All of the records should be given back exactly and in full.
[Data section — start]
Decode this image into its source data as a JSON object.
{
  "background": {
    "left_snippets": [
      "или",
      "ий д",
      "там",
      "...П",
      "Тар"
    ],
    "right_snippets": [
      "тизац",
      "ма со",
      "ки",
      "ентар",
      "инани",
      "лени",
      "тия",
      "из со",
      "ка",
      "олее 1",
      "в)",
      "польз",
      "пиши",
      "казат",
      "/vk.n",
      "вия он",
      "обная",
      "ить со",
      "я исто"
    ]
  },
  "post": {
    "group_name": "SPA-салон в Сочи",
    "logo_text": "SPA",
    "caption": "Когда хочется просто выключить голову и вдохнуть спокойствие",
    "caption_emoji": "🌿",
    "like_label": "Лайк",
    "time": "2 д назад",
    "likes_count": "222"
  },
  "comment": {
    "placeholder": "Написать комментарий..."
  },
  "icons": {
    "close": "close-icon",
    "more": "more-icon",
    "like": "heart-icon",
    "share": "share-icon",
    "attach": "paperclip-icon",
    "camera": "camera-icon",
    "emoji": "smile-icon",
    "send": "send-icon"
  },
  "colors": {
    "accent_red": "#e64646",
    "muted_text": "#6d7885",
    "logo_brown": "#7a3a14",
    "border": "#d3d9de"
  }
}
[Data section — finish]
◆ **Expected answer**
Decode this image into its source data as a JSON object.
{
  "background": {
    "left_snippets": [
      "или",
      "ий д",
      "там",
      "...П",
      "Тар"
    ],
    "right_snippets": [
      "тизац",
      "ма со",
      "ки",
      "ентар",
      "инани",
      "лени",
      "тия",
      "из со",
      "ка",
      "олее 1",
      "в)",
      "польз",
      "пиши",
      "казат",
      "/vk.n",
      "вия он",
      "обная",
      "ить со",
      "я исто"
    ]
  },
  "post": {
    "group_name": "SPA-салон в Сочи",
    "logo_text": "SPA",
    "caption": "Когда хочется просто выключить голову и вдохнуть спокойствие",
    "caption_emoji": "🌿",
    "like_label": "Лайк",
    "time": "2 д назад",
    "likes_count": "222"
  },
  "comment": {
    "placeholder": "Написать комментарий..."
  },
  "icons": {
    "close": "close-icon",
    "more": "more-icon",
    "like": "heart-icon",
    "share": "share-icon",
    "attach": "paperclip-icon",
    "camera": "camera-icon",
    "emoji": "smile-icon",
    "send": "send-icon"
  },
  "colors": {
    "accent_red": "#e64646",
    "muted_text": "#6d7885",
    "logo_brown": "#7a3a14",
    "border": "#d3d9de"
  }
}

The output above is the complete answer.